Damen JacksonCorrespondent IMarch 1, 2009

Curt Schilling-Chicago Cubs

Curt Schilling

Sometimes an idea comes along that makes so much sense that we have trouble grappling with our reactions, even when we know that it's in our best interest.

Yet another example of missing the forest for the trees came along this weekend with news that Curt Schilling has some interest in becoming a Cub. Or a Ray. Or really anyone else likely in either a large market or with a few extra million lying around.

According to Curt, he has little concern about the money and is instead, interested in joining a championship contender who has never won a title. I'll try not to remind David Whitley too loudly that the Cubs have actually, you know, won a championship.


"The challenge would be in a place like Tampa Bay or Chicago," Schilling said.

Steve Phillips goes on to report today that Curt is wildly out of shape and would likely require months to prepare, which is exactly the part that makes my ears perk up.

I would never expect Curt Schilling, at 42, to be a front-of-the-rotation starter again, let alone make 30-35 starts. It's not going to happen, especially with someone recovering from shoulder surgery.
And frankly, I wouldn't even expect him to reproduce his 2007 season, which was still above league average in all the major categories. If this were a straight-up offseason signing, I'd say pass.

But I do think that a healthy Schilling could produce 15-20 starts this season—still providing above-average performance and with good upside.
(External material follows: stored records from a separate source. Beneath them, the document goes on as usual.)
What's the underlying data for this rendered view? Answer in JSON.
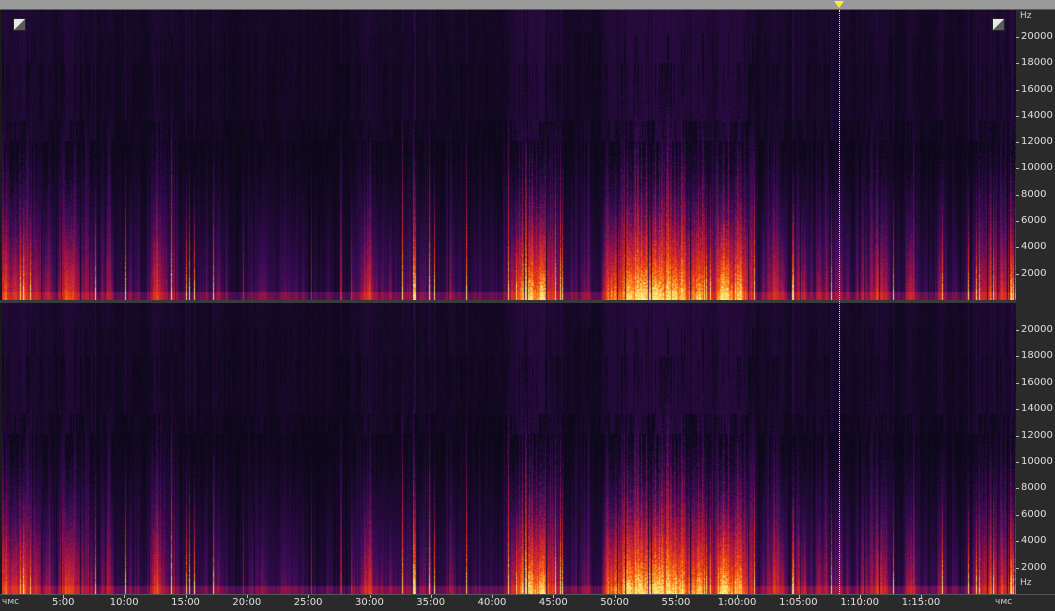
{
  "spectrogram": {
    "freq_unit": "Hz",
    "freq_labels": [
      "20000",
      "18000",
      "16000",
      "14000",
      "12000",
      "10000",
      "8000",
      "6000",
      "4000",
      "2000"
    ],
    "time_unit": "чмс",
    "time_labels": [
      "5:00",
      "10:00",
      "15:00",
      "20:00",
      "25:00",
      "30:00",
      "35:00",
      "40:00",
      "45:00",
      "50:00",
      "55:00",
      "1:00:00",
      "1:05:00",
      "1:10:00",
      "1:15:00"
    ],
    "channels": [
      "top",
      "bottom"
    ],
    "colors": {
      "background": "#0b0818",
      "low": "#3a0a5a",
      "mid": "#c0142c",
      "high": "#ff7a10",
      "peak": "#ffe070",
      "playhead": "#ffee33"
    }
  }
}
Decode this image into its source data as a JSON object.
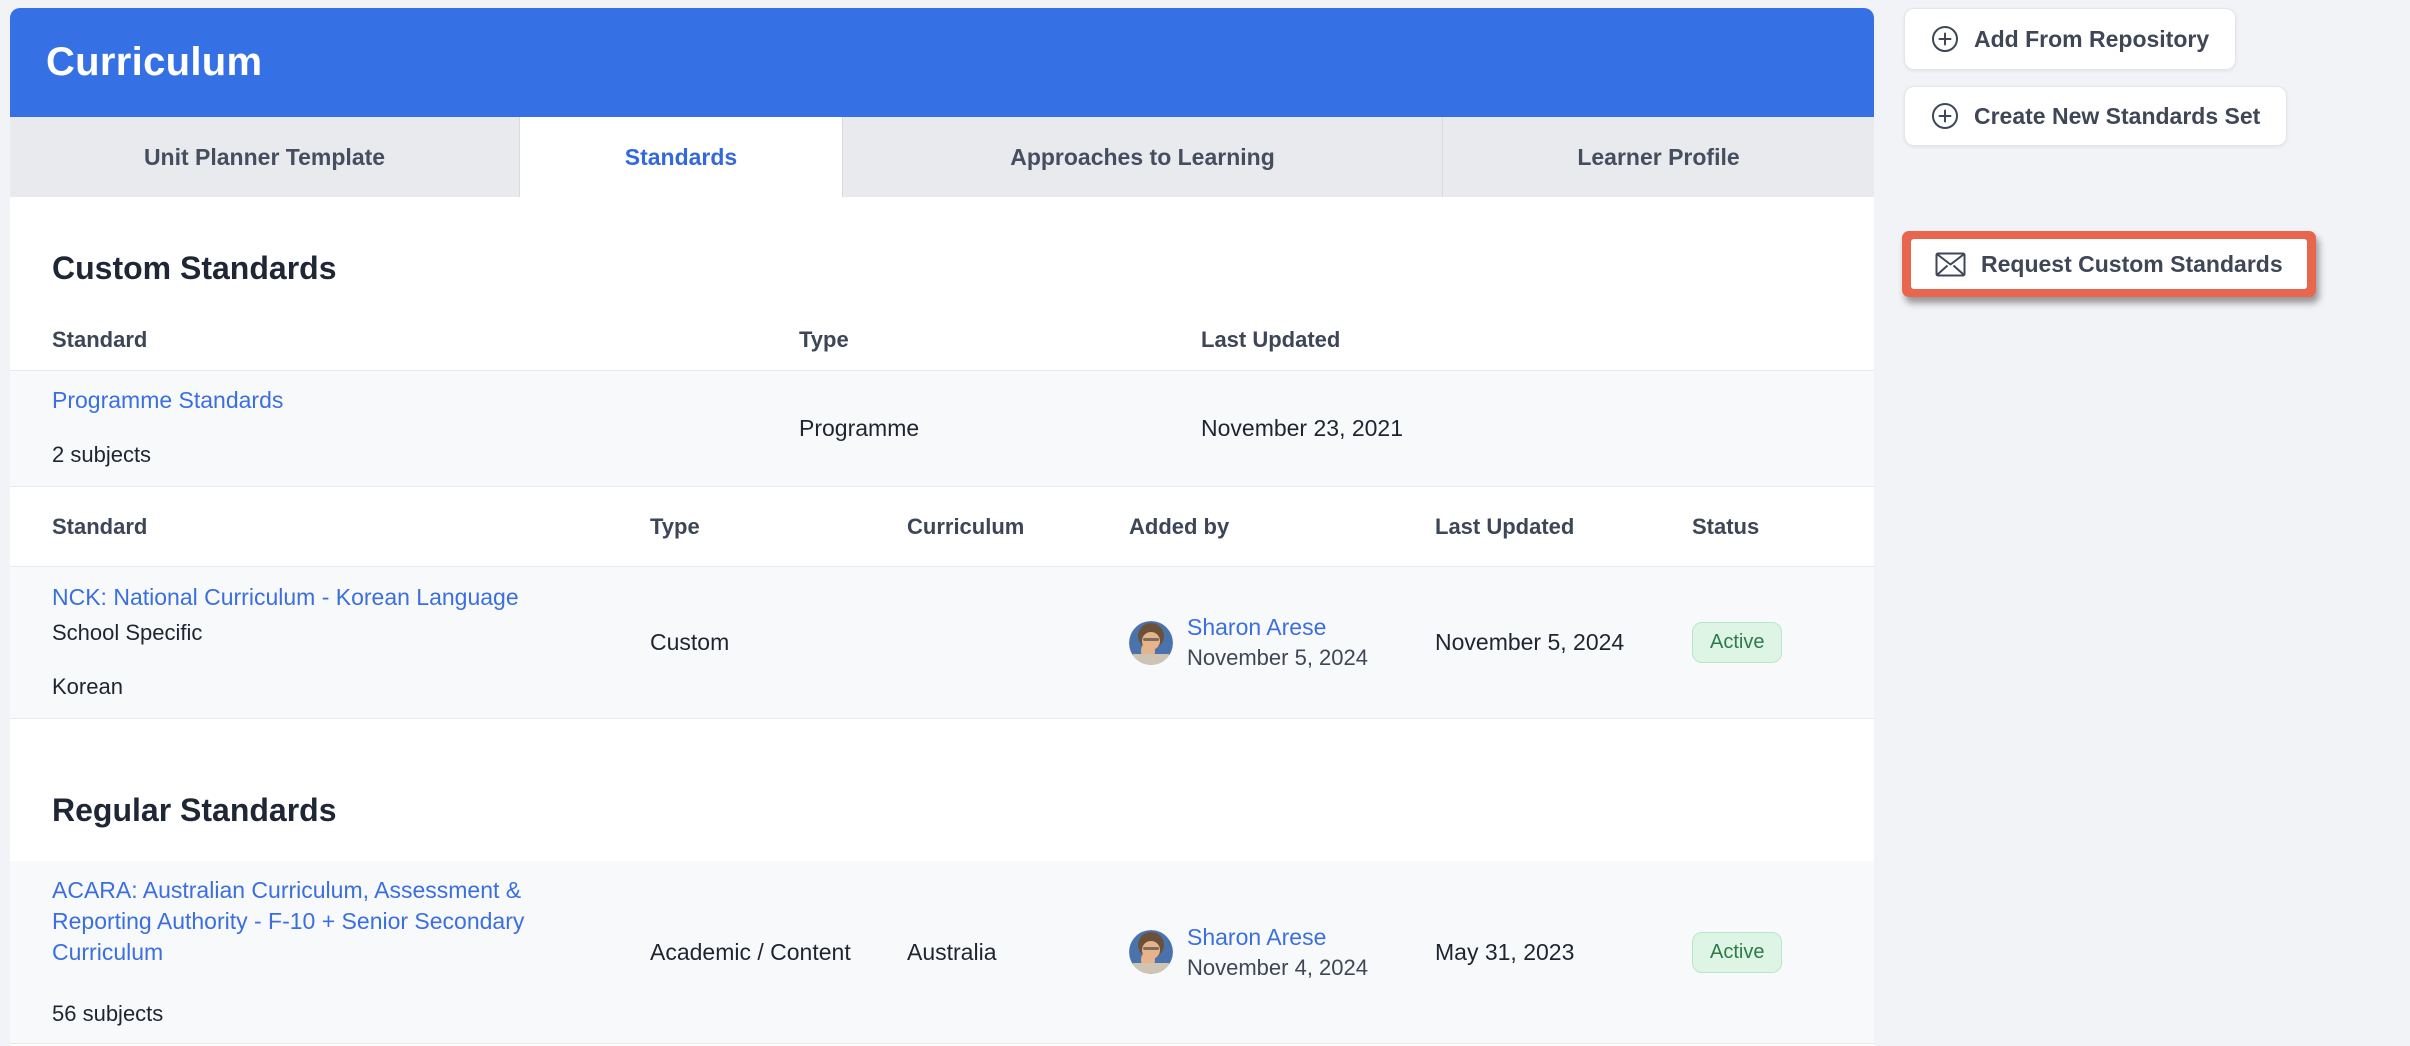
{
  "header": {
    "title": "Curriculum"
  },
  "tabs": [
    {
      "label": "Unit Planner Template",
      "active": false
    },
    {
      "label": "Standards",
      "active": true
    },
    {
      "label": "Approaches to Learning",
      "active": false
    },
    {
      "label": "Learner Profile",
      "active": false
    }
  ],
  "sidebar": {
    "add_from_repository": "Add From Repository",
    "create_new_standards_set": "Create New Standards Set",
    "request_custom_standards": "Request Custom Standards"
  },
  "custom_standards": {
    "heading": "Custom Standards",
    "summary_table": {
      "columns": {
        "standard": "Standard",
        "type": "Type",
        "last_updated": "Last Updated"
      },
      "row": {
        "name": "Programme Standards",
        "subjects": "2 subjects",
        "type": "Programme",
        "last_updated": "November 23, 2021"
      }
    },
    "detail_table": {
      "columns": {
        "standard": "Standard",
        "type": "Type",
        "curriculum": "Curriculum",
        "added_by": "Added by",
        "last_updated": "Last Updated",
        "status": "Status"
      },
      "row": {
        "name": "NCK: National Curriculum - Korean Language",
        "scope": "School Specific",
        "subject": "Korean",
        "type": "Custom",
        "curriculum": "",
        "added_by_name": "Sharon Arese",
        "added_by_date": "November 5, 2024",
        "last_updated": "November 5, 2024",
        "status": "Active"
      }
    }
  },
  "regular_standards": {
    "heading": "Regular Standards",
    "row": {
      "name": "ACARA: Australian Curriculum, Assessment & Reporting Authority - F-10 + Senior Secondary Curriculum",
      "subjects": "56 subjects",
      "type": "Academic / Content",
      "curriculum": "Australia",
      "added_by_name": "Sharon Arese",
      "added_by_date": "November 4, 2024",
      "last_updated": "May 31, 2023",
      "status": "Active"
    }
  },
  "colors": {
    "header_blue": "#3570e4",
    "active_tab_blue": "#3468df",
    "link_blue": "#3b6fe0",
    "badge_green_bg": "#def5e5",
    "badge_green_text": "#2e7a4b",
    "annotation_red": "#e8664e"
  }
}
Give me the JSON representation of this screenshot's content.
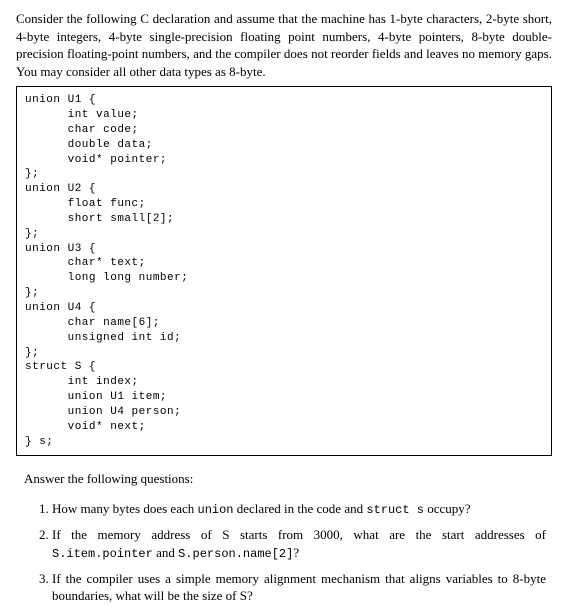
{
  "intro": "Consider the following C declaration and assume that the machine has 1-byte characters, 2-byte short, 4-byte integers, 4-byte single-precision floating point numbers, 4-byte pointers, 8-byte double-precision floating-point numbers, and the compiler does not reorder fields and leaves no memory gaps. You may consider all other data types as 8-byte.",
  "code": "union U1 {\n      int value;\n      char code;\n      double data;\n      void* pointer;\n};\nunion U2 {\n      float func;\n      short small[2];\n};\nunion U3 {\n      char* text;\n      long long number;\n};\nunion U4 {\n      char name[6];\n      unsigned int id;\n};\nstruct S {\n      int index;\n      union U1 item;\n      union U4 person;\n      void* next;\n} s;",
  "prompt": "Answer the following questions:",
  "questions": {
    "q1_a": "How many bytes does each ",
    "q1_b": " declared in the code and ",
    "q1_c": " occupy?",
    "q1_union": "union",
    "q1_struct": "struct s",
    "q2_a": "If the memory address of S starts from 3000, what are the start addresses of ",
    "q2_item": "S.item.pointer",
    "q2_mid": " and ",
    "q2_person": "S.person.name[2]",
    "q2_end": "?",
    "q3": "If the compiler uses a simple memory alignment mechanism that aligns variables to 8-byte boundaries, what will be the size of S?"
  }
}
Given the time period required for him to stretch out his innings and ready himself for what would be left of the season, a likely target date for his first start would be sometime in early June.
This would be the time that teams start to make decisions about their prospects for success and begin looking to see who is available in the marketplace via trade.
The Cubs would have the unique position of having a hell of an insurance policy already in place. They could allow Schilling a few starts at the major-league level leading up to the deadline to assess whether he'd be anywhere close to the Curt of old. 
If he's ready and looks good to go, then you've got a likely upgrade, minus the cost of draft picks or prospects in return. If he doesn't, you release him, and do the usual trade deadline dance. At a salary guarantee of likely less than a couple of million, it's a chance I'd be perfectly happy to see the Cubs make.

See, to me it comes down to the question of whether you'd prefer to have Curt Schilling making 15 starts for you down the stretch, or some combination of Samardzija/Marshall/Gaudin.
I say Schilling—assuming health and cost make it possible. And given that the staff includes one of the most injury-prone starters in the game (Harden), one with significant stamina questions (Marshall), and an ace who is already having his innings managed (Zambrano), I consider a Schilling signing just good business.